> [Task directions]
Every line from the one with "Serialize everything readable" through the final line of the entries below should be returned exactly; leave out all other lines.

*** Exercise data ***

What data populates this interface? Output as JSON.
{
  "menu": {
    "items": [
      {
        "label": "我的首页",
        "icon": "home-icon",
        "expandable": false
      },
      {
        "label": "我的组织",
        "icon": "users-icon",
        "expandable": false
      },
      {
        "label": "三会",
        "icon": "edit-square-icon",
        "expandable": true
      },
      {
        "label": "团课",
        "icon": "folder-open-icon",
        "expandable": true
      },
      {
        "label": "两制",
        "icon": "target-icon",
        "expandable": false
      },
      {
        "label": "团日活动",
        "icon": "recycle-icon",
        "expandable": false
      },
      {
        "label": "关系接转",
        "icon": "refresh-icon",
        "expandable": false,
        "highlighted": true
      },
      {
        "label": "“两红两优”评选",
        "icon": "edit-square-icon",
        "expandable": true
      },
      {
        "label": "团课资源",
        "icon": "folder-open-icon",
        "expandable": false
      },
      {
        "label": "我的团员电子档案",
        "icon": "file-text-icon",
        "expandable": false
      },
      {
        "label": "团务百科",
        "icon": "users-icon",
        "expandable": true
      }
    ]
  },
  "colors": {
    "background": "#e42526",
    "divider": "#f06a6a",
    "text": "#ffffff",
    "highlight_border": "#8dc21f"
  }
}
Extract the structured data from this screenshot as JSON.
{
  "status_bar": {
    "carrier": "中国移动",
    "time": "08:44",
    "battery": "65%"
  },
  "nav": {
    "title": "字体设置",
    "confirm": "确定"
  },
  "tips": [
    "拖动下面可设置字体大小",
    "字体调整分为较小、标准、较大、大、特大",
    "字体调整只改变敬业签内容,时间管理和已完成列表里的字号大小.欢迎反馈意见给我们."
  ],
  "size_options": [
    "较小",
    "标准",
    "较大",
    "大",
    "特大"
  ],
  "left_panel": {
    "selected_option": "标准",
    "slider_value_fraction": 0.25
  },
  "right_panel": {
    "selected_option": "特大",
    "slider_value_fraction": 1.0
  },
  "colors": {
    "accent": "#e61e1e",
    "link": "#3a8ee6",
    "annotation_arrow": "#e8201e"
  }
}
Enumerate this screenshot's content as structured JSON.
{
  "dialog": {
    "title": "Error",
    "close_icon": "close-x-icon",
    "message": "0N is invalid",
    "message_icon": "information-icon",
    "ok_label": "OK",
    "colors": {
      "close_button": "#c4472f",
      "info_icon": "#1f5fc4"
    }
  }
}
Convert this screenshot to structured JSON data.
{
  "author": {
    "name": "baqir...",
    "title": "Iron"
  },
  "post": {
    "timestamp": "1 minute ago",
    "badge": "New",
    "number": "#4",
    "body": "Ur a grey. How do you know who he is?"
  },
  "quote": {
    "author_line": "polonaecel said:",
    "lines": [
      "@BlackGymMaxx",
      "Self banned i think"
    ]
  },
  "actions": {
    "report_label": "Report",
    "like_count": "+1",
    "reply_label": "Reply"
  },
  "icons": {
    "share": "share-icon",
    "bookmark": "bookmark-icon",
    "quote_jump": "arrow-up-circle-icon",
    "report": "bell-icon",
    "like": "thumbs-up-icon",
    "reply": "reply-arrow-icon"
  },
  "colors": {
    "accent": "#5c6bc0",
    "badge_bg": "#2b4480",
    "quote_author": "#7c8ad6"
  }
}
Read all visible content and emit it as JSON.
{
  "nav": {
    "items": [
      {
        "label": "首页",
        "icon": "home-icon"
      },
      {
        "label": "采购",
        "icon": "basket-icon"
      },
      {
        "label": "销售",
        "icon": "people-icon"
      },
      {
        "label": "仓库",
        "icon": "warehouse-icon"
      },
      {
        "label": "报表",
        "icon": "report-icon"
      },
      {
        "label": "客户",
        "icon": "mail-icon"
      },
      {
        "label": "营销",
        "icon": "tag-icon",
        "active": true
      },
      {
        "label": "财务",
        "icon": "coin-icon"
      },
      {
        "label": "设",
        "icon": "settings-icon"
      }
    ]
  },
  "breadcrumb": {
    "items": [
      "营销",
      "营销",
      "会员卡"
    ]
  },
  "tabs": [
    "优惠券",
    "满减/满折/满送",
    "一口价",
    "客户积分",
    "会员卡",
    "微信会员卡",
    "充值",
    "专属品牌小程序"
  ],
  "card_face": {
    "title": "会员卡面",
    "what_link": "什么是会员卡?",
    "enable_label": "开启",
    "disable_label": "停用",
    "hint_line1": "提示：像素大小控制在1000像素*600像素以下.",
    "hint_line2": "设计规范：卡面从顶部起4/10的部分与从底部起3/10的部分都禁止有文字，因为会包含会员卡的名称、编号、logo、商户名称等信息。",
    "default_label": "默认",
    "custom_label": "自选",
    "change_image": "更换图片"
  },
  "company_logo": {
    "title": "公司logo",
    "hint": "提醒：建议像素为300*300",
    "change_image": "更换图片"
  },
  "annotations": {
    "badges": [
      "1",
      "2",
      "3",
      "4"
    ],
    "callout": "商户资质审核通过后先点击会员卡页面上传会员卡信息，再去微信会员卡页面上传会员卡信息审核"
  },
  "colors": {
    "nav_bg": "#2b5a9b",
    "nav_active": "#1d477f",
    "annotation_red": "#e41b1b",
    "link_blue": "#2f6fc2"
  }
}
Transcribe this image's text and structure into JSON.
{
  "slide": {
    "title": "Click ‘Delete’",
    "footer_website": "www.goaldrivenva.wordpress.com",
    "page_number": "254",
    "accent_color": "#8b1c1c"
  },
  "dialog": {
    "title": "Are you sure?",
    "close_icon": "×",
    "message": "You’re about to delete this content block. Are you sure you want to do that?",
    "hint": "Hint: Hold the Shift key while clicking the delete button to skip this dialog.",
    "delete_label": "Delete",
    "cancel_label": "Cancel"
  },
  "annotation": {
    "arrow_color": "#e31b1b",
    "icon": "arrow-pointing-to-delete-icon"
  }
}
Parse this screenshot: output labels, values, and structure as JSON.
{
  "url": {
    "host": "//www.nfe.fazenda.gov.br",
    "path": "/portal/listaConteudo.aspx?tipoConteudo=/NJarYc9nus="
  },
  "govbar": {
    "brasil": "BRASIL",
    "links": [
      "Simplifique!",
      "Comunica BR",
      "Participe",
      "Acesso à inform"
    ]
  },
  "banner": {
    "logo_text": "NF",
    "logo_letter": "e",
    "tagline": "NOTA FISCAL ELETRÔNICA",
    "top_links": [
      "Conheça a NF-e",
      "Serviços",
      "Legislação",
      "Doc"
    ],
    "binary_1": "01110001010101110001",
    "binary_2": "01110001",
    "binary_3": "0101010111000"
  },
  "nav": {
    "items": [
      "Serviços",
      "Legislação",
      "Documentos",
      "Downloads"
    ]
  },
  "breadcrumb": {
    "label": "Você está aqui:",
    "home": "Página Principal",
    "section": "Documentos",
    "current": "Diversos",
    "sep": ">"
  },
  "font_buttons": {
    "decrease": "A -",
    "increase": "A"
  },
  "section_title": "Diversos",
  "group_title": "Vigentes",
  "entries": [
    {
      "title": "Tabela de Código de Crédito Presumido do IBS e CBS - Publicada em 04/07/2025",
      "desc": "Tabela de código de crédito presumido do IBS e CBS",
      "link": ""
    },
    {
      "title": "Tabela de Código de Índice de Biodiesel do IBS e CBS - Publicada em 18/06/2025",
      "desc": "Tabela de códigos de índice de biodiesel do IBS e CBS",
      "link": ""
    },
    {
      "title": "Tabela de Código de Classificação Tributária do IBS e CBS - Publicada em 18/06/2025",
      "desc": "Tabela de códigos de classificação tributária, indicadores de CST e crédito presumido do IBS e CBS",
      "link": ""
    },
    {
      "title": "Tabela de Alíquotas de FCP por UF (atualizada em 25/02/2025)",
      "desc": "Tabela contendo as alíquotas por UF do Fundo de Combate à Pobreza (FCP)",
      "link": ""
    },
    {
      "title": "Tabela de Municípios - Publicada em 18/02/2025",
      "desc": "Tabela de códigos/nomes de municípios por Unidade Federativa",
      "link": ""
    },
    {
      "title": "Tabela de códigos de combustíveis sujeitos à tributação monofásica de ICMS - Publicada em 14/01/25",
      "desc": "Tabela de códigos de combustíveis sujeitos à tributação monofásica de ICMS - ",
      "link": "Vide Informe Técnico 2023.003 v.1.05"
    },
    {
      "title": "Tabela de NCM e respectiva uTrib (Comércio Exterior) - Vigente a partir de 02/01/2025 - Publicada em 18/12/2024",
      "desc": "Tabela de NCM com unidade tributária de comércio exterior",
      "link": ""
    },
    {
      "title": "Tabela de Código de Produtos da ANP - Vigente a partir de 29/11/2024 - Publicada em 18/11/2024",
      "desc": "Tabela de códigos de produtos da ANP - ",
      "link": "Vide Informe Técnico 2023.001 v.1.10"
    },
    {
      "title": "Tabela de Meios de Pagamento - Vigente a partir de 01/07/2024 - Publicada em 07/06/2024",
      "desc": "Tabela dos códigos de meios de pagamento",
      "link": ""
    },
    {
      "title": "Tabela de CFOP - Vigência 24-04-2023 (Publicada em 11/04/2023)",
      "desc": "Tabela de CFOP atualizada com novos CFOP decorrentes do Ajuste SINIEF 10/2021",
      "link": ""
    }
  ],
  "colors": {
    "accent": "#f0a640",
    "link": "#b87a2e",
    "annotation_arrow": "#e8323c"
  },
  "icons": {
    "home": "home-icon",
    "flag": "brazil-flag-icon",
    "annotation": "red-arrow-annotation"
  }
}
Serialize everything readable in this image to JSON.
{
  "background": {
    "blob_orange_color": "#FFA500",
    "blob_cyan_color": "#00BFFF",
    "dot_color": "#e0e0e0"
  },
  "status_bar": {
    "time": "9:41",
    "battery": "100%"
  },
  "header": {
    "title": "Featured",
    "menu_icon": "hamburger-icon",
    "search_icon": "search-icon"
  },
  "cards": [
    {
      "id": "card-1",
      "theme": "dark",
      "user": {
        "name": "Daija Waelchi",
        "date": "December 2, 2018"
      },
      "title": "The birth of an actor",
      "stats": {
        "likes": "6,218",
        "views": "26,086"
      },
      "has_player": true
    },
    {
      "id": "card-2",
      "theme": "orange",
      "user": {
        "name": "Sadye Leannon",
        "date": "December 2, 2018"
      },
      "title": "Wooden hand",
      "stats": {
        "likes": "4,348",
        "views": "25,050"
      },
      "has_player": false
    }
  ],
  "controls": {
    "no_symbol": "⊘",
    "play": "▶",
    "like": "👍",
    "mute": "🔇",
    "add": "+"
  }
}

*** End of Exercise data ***

> [Output of the task]
Serialize everything readable in this image to JSON.
{
  "background": {
    "blob_orange_color": "#FFA500",
    "blob_cyan_color": "#00BFFF",
    "dot_color": "#e0e0e0"
  },
  "status_bar": {
    "time": "9:41",
    "battery": "100%"
  },
  "header": {
    "title": "Featured",
    "menu_icon": "hamburger-icon",
    "search_icon": "search-icon"
  },
  "cards": [
    {
      "id": "card-1",
      "theme": "dark",
      "user": {
        "name": "Daija Waelchi",
        "date": "December 2, 2018"
      },
      "title": "The birth of an actor",
      "stats": {
        "likes": "6,218",
        "views": "26,086"
      },
      "has_player": true
    },
    {
      "id": "card-2",
      "theme": "orange",
      "user": {
        "name": "Sadye Leannon",
        "date": "December 2, 2018"
      },
      "title": "Wooden hand",
      "stats": {
        "likes": "4,348",
        "views": "25,050"
      },
      "has_player": false
    }
  ],
  "controls": {
    "no_symbol": "⊘",
    "play": "▶",
    "like": "👍",
    "mute": "🔇",
    "add": "+"
  }
}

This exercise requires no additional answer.